Researchers in the universities of Jyväskylä and Xiamen have discovered a novel way to make functional macroscopic crystalline materials out of nanometer-size 34-atom silver-gold intermetallic clusters. The study was computationally challenging but access to a supercomputer helped the researchers to do important simulations and overcome the challenge.
Prof. Hannu Häkkinen from University of Jyväskylä led the theoretical work and was in charge of the computational simulation methodologies. Last year, PRACE (Partnership for Advanced Computing in Europe) granted 35 400 000 core hours to his research team on MareNostrum 4 supercomputer which is located in the Barcelona Supercomputing Center in Spain. The granted computing resources belong to the so called Tier-0 class which includes the most efficient supercomputers in Europe. The resources were granted under PRACE Project Access Call 18.
– Theoretical modeling of this material was quite challenging due to a large-scale model we had to build to account for the correct periodicity of the polymer crystal. To this end, we benefited very much of having access to some of the largest supercomputers in Europe, says Academy Professor Hannu Häkkinen in University of Jyväskylä’s press release.

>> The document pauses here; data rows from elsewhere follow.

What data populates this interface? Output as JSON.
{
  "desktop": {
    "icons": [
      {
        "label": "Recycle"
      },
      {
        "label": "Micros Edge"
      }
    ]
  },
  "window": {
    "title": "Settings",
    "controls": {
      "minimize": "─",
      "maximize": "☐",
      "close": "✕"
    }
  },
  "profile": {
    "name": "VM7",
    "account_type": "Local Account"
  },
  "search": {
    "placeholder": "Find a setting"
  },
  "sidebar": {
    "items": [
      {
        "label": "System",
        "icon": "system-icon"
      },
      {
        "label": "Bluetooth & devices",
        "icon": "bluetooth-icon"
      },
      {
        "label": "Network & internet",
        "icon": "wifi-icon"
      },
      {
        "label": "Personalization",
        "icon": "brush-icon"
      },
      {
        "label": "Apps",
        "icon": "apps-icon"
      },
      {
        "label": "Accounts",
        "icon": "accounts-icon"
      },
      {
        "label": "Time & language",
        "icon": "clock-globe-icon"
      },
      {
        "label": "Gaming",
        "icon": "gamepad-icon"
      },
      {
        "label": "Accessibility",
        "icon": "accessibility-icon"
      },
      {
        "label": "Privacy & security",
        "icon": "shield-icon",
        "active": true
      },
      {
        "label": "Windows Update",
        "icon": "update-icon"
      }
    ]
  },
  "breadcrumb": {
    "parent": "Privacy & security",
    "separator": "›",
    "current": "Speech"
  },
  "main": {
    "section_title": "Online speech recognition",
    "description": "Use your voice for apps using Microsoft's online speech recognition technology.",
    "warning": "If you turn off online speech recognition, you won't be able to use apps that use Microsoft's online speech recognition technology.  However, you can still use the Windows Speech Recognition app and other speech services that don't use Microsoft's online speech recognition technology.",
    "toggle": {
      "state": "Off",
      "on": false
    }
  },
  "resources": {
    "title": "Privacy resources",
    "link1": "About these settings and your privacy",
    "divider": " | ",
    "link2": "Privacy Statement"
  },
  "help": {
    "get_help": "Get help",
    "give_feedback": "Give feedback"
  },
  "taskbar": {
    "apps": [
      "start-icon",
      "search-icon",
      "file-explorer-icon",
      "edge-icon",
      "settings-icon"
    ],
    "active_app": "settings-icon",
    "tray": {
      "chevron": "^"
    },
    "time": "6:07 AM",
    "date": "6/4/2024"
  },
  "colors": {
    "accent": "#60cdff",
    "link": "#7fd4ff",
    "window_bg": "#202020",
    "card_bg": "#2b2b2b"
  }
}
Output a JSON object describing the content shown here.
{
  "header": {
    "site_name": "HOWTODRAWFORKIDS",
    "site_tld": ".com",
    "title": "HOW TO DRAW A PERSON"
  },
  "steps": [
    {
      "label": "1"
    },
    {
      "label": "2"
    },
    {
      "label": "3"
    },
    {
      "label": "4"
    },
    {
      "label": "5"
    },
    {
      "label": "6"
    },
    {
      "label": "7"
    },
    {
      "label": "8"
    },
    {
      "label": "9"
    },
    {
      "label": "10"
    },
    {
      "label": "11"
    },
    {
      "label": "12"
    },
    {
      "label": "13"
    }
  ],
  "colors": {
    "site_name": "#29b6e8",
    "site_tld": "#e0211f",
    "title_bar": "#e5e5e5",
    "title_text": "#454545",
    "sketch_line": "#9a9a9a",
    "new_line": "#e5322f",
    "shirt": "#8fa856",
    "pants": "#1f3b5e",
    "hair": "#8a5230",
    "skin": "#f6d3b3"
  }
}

Also PhD student Elli Selenius and researcher Sami Malola from Häkkinen´s group participated in the international collaboration. The work by Häkkinen’s group was supported by the Academy of Finland. The theoretical characterization of the material was carried out in Jyväskylä and synthesis of the material and its electrical properties were investigated in Xiamen. The research was published online in Nature Communications on May 6, 2020.
This article was first published on 8 June by CSC.